# Your task
Your output should be the entries below, exact in every detail.

(Dataset excerpts)
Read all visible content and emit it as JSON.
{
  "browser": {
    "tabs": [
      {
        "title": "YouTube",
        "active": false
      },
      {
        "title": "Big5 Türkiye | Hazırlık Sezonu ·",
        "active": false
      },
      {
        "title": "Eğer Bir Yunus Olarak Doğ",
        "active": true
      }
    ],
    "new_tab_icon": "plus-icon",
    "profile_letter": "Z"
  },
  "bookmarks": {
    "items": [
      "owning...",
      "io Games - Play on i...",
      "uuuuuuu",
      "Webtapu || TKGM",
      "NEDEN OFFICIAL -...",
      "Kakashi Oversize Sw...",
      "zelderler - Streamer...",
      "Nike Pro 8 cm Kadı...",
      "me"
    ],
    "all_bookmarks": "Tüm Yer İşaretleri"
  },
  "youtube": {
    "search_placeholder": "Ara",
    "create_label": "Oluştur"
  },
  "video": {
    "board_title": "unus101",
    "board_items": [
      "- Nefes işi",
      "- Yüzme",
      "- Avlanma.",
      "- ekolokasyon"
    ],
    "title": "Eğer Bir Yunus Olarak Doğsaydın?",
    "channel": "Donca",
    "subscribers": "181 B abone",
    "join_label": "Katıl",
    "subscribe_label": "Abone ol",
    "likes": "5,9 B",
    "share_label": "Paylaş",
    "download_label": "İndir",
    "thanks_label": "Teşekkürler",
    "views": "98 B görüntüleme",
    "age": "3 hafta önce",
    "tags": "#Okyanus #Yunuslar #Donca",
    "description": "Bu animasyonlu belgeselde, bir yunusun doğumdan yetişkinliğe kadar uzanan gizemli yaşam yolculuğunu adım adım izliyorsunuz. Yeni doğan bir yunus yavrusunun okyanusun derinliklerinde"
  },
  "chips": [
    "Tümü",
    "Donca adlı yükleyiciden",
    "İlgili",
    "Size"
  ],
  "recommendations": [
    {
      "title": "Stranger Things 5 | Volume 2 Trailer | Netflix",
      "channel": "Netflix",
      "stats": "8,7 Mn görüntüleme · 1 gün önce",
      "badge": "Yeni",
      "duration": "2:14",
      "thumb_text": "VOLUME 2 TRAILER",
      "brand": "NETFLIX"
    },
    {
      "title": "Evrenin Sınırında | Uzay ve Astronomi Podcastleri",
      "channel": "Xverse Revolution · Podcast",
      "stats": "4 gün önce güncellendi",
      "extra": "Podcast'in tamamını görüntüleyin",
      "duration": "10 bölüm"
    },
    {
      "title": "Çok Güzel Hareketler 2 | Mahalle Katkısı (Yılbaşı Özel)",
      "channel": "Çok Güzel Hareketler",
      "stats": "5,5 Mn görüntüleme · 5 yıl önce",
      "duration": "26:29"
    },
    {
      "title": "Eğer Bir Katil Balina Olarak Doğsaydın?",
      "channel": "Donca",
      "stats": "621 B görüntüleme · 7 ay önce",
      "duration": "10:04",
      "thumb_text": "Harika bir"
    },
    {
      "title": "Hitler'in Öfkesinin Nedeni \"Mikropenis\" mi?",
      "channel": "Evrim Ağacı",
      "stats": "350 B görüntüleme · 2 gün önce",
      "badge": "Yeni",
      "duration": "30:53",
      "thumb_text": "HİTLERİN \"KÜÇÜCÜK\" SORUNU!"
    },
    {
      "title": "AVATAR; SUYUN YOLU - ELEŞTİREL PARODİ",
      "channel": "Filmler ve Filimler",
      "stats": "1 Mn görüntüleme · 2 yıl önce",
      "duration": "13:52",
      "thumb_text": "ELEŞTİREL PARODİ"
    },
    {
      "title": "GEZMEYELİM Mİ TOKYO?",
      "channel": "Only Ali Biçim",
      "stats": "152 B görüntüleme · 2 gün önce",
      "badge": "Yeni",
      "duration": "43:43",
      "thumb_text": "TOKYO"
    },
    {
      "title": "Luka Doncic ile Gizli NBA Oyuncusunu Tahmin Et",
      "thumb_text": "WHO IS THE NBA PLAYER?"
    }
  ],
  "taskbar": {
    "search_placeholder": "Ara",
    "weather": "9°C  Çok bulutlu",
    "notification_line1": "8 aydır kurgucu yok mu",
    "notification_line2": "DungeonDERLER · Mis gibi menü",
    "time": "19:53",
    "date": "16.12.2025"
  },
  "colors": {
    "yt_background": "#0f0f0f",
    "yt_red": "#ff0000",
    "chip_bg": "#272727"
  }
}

# Answer for this exercise
Read all visible content and emit it as JSON.
{
  "browser": {
    "tabs": [
      {
        "title": "YouTube",
        "active": false
      },
      {
        "title": "Big5 Türkiye | Hazırlık Sezonu ·",
        "active": false
      },
      {
        "title": "Eğer Bir Yunus Olarak Doğ",
        "active": true
      }
    ],
    "new_tab_icon": "plus-icon",
    "profile_letter": "Z"
  },
  "bookmarks": {
    "items": [
      "owning...",
      "io Games - Play on i...",
      "uuuuuuu",
      "Webtapu || TKGM",
      "NEDEN OFFICIAL -...",
      "Kakashi Oversize Sw...",
      "zelderler - Streamer...",
      "Nike Pro 8 cm Kadı...",
      "me"
    ],
    "all_bookmarks": "Tüm Yer İşaretleri"
  },
  "youtube": {
    "search_placeholder": "Ara",
    "create_label": "Oluştur"
  },
  "video": {
    "board_title": "unus101",
    "board_items": [
      "- Nefes işi",
      "- Yüzme",
      "- Avlanma.",
      "- ekolokasyon"
    ],
    "title": "Eğer Bir Yunus Olarak Doğsaydın?",
    "channel": "Donca",
    "subscribers": "181 B abone",
    "join_label": "Katıl",
    "subscribe_label": "Abone ol",
    "likes": "5,9 B",
    "share_label": "Paylaş",
    "download_label": "İndir",
    "thanks_label": "Teşekkürler",
    "views": "98 B görüntüleme",
    "age": "3 hafta önce",
    "tags": "#Okyanus #Yunuslar #Donca",
    "description": "Bu animasyonlu belgeselde, bir yunusun doğumdan yetişkinliğe kadar uzanan gizemli yaşam yolculuğunu adım adım izliyorsunuz. Yeni doğan bir yunus yavrusunun okyanusun derinliklerinde"
  },
  "chips": [
    "Tümü",
    "Donca adlı yükleyiciden",
    "İlgili",
    "Size"
  ],
  "recommendations": [
    {
      "title": "Stranger Things 5 | Volume 2 Trailer | Netflix",
      "channel": "Netflix",
      "stats": "8,7 Mn görüntüleme · 1 gün önce",
      "badge": "Yeni",
      "duration": "2:14",
      "thumb_text": "VOLUME 2 TRAILER",
      "brand": "NETFLIX"
    },
    {
      "title": "Evrenin Sınırında | Uzay ve Astronomi Podcastleri",
      "channel": "Xverse Revolution · Podcast",
      "stats": "4 gün önce güncellendi",
      "extra": "Podcast'in tamamını görüntüleyin",
      "duration": "10 bölüm"
    },
    {
      "title": "Çok Güzel Hareketler 2 | Mahalle Katkısı (Yılbaşı Özel)",
      "channel": "Çok Güzel Hareketler",
      "stats": "5,5 Mn görüntüleme · 5 yıl önce",
      "duration": "26:29"
    },
    {
      "title": "Eğer Bir Katil Balina Olarak Doğsaydın?",
      "channel": "Donca",
      "stats": "621 B görüntüleme · 7 ay önce",
      "duration": "10:04",
      "thumb_text": "Harika bir"
    },
    {
      "title": "Hitler'in Öfkesinin Nedeni \"Mikropenis\" mi?",
      "channel": "Evrim Ağacı",
      "stats": "350 B görüntüleme · 2 gün önce",
      "badge": "Yeni",
      "duration": "30:53",
      "thumb_text": "HİTLERİN \"KÜÇÜCÜK\" SORUNU!"
    },
    {
      "title": "AVATAR; SUYUN YOLU - ELEŞTİREL PARODİ",
      "channel": "Filmler ve Filimler",
      "stats": "1 Mn görüntüleme · 2 yıl önce",
      "duration": "13:52",
      "thumb_text": "ELEŞTİREL PARODİ"
    },
    {
      "title": "GEZMEYELİM Mİ TOKYO?",
      "channel": "Only Ali Biçim",
      "stats": "152 B görüntüleme · 2 gün önce",
      "badge": "Yeni",
      "duration": "43:43",
      "thumb_text": "TOKYO"
    },
    {
      "title": "Luka Doncic ile Gizli NBA Oyuncusunu Tahmin Et",
      "thumb_text": "WHO IS THE NBA PLAYER?"
    }
  ],
  "taskbar": {
    "search_placeholder": "Ara",
    "weather": "9°C  Çok bulutlu",
    "notification_line1": "8 aydır kurgucu yok mu",
    "notification_line2": "DungeonDERLER · Mis gibi menü",
    "time": "19:53",
    "date": "16.12.2025"
  },
  "colors": {
    "yt_background": "#0f0f0f",
    "yt_red": "#ff0000",
    "chip_bg": "#272727"
  }
}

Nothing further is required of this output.